Platts Analytics estimated that global demand for key transport fuels gasoline and diesel was closing on pre-COVID-19 levels at 26.3 million b/d and 28.8 million b/d, respectively, in August and will fully return to 2019 levels by the end of 2021.
In the fourth quarter of 2021, record gas prices in Europe and high LNG prices in Asia were expected to spur gas-to-oil switching in the power generation sector, according to Platts Analytics.
In Asia alone, oil demand was expected to grow by about 2.5 million b/d in the final quarter after failing to post any growth in the previous quarter, with a growing impact of gas-to-oil switching.
"Potentially given the high gas and LNG prices…the oil demand impact could range from 250,000-300,000 b/d from October to March next year in Asia and Europe," Platts Analytics head of global macro, demand,and Asia analytics Kang Wu said in a recent presentation.
By the end of 2022, Platts Analytics expects gasoline and diesel demand to be some 800,000 b/d above 2019 levels but jet fuel could still be 10% below 2019 levels, he said.
Jet demand improving
Meanwhile, the demand recovery for jet fuel has continued to lag diesel and gasoline due to ongoing curbs on national, regional, and international travel.
Global scheduled airline capacity for the period starting Aug. 30 was up 3% week on week, according to aviation data company OAG, to average 31.4% below comparable 2019 levels.

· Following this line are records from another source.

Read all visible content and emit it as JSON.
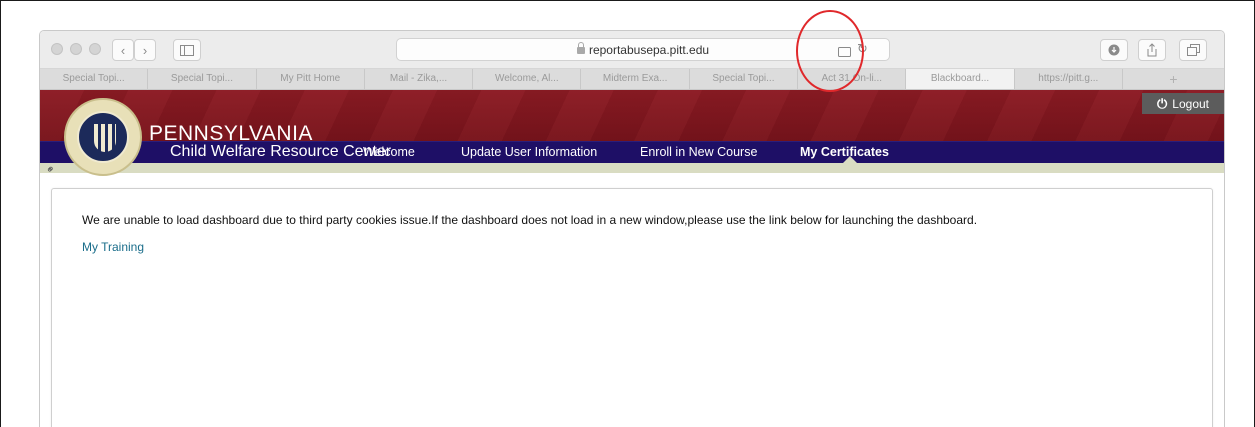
{
  "browser": {
    "url": "reportabusepa.pitt.edu",
    "tabs": [
      {
        "label": "Special Topi..."
      },
      {
        "label": "Special Topi..."
      },
      {
        "label": "My Pitt Home"
      },
      {
        "label": "Mail - Zika,..."
      },
      {
        "label": "Welcome, Al..."
      },
      {
        "label": "Midterm Exa..."
      },
      {
        "label": "Special Topi..."
      },
      {
        "label": "Act 31 On-li..."
      },
      {
        "label": "Blackboard..."
      },
      {
        "label": "https://pitt.g..."
      }
    ],
    "add_tab": "+"
  },
  "site": {
    "brand_title": "PENNSYLVANIA",
    "brand_subtitle": "Child Welfare Resource Center",
    "logout_label": "Logout",
    "nav": [
      {
        "label": "Welcome"
      },
      {
        "label": "Update User Information"
      },
      {
        "label": "Enroll in New Course"
      },
      {
        "label": "My Certificates"
      }
    ]
  },
  "content": {
    "notice": "We are unable to load dashboard due to third party cookies issue.If the dashboard does not load in a new window,please use the link below for launching the dashboard.",
    "link": "My Training"
  },
  "colors": {
    "header_maroon": "#7a141c",
    "nav_navy": "#1e0f66",
    "link_teal": "#1a6d8a",
    "annotation_red": "#e0282b"
  }
}
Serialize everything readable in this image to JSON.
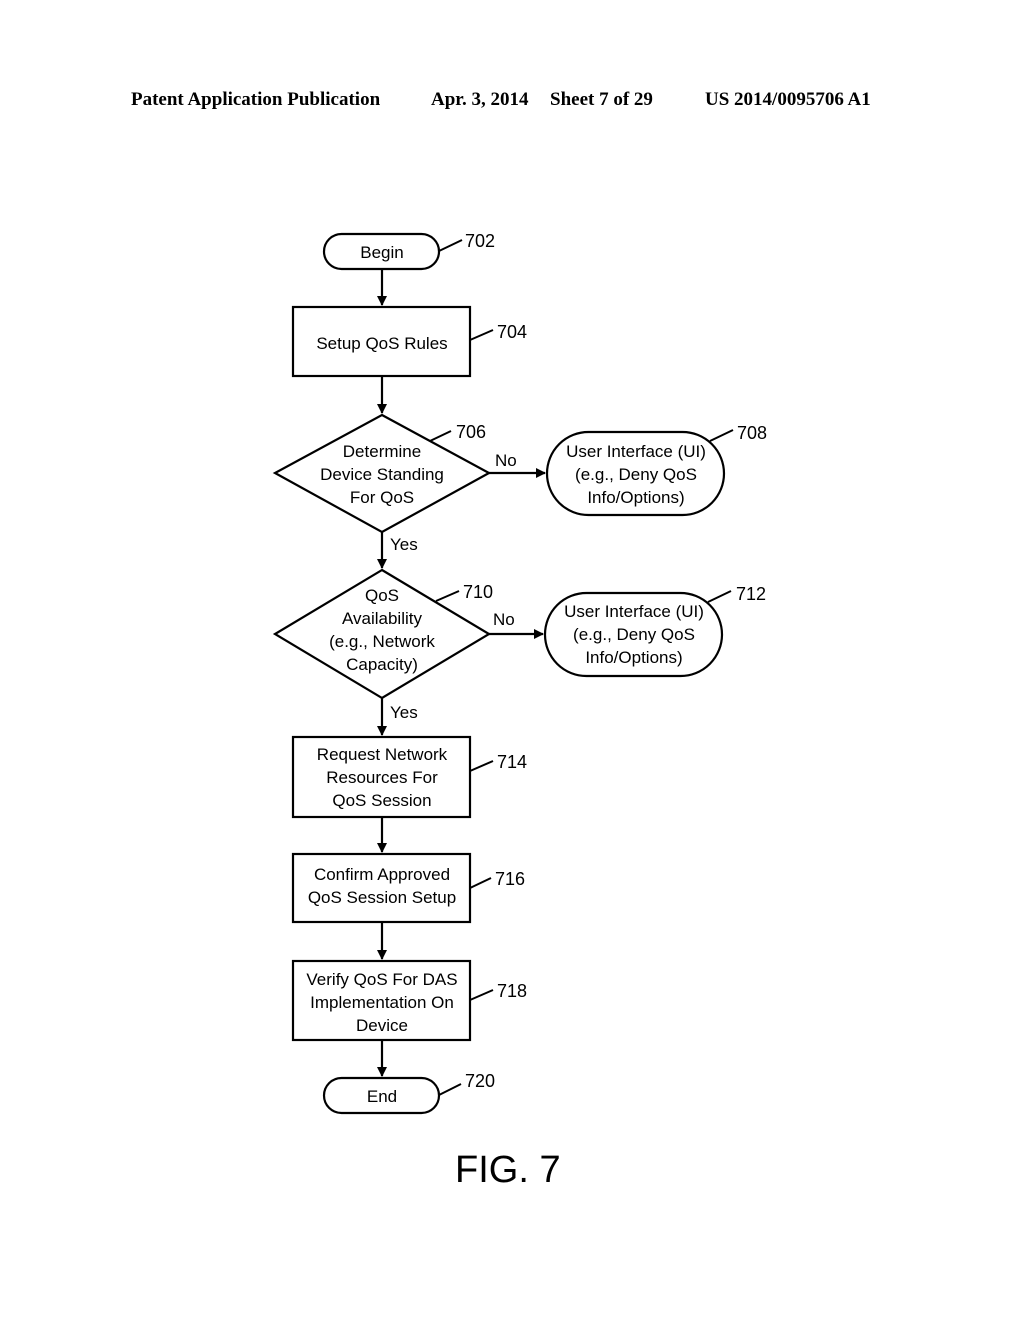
{
  "header": {
    "publication": "Patent Application Publication",
    "date": "Apr. 3, 2014",
    "sheet": "Sheet 7 of 29",
    "number": "US 2014/0095706 A1"
  },
  "figure": {
    "label": "FIG. 7"
  },
  "nodes": {
    "n702": {
      "ref": "702",
      "type": "terminal",
      "lines": [
        "Begin"
      ]
    },
    "n704": {
      "ref": "704",
      "type": "process",
      "lines": [
        "Setup QoS Rules"
      ]
    },
    "n706": {
      "ref": "706",
      "type": "decision",
      "lines": [
        "Determine",
        "Device Standing",
        "For QoS"
      ]
    },
    "n708": {
      "ref": "708",
      "type": "terminal",
      "lines": [
        "User Interface (UI)",
        "(e.g., Deny QoS",
        "Info/Options)"
      ]
    },
    "n710": {
      "ref": "710",
      "type": "decision",
      "lines": [
        "QoS",
        "Availability",
        "(e.g., Network",
        "Capacity)"
      ]
    },
    "n712": {
      "ref": "712",
      "type": "terminal",
      "lines": [
        "User Interface (UI)",
        "(e.g., Deny QoS",
        "Info/Options)"
      ]
    },
    "n714": {
      "ref": "714",
      "type": "process",
      "lines": [
        "Request Network",
        "Resources For",
        "QoS Session"
      ]
    },
    "n716": {
      "ref": "716",
      "type": "process",
      "lines": [
        "Confirm Approved",
        "QoS Session Setup"
      ]
    },
    "n718": {
      "ref": "718",
      "type": "process",
      "lines": [
        "Verify QoS For DAS",
        "Implementation On",
        "Device"
      ]
    },
    "n720": {
      "ref": "720",
      "type": "terminal",
      "lines": [
        "End"
      ]
    }
  },
  "edges": {
    "e706_no": {
      "from": "706",
      "to": "708",
      "label": "No"
    },
    "e706_yes": {
      "from": "706",
      "to": "710",
      "label": "Yes"
    },
    "e710_no": {
      "from": "710",
      "to": "712",
      "label": "No"
    },
    "e710_yes": {
      "from": "710",
      "to": "714",
      "label": "Yes"
    }
  }
}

Scheduled airline capacity in China-dominated Northeast Asia for the period starting Aug. 30 rose 9% week on week, according to OAG, to average 27% below comparable 2019 levels. The country shut down much of its domestic aviation market at the beginning of August.
Jet fuel and kerosene demand globally will likely remain close to 1 million b/d below pre-pandemic levels by the year end, according to Platts Analytics, with aviation jet demand not seen fully returning to 2019 levels before 2026.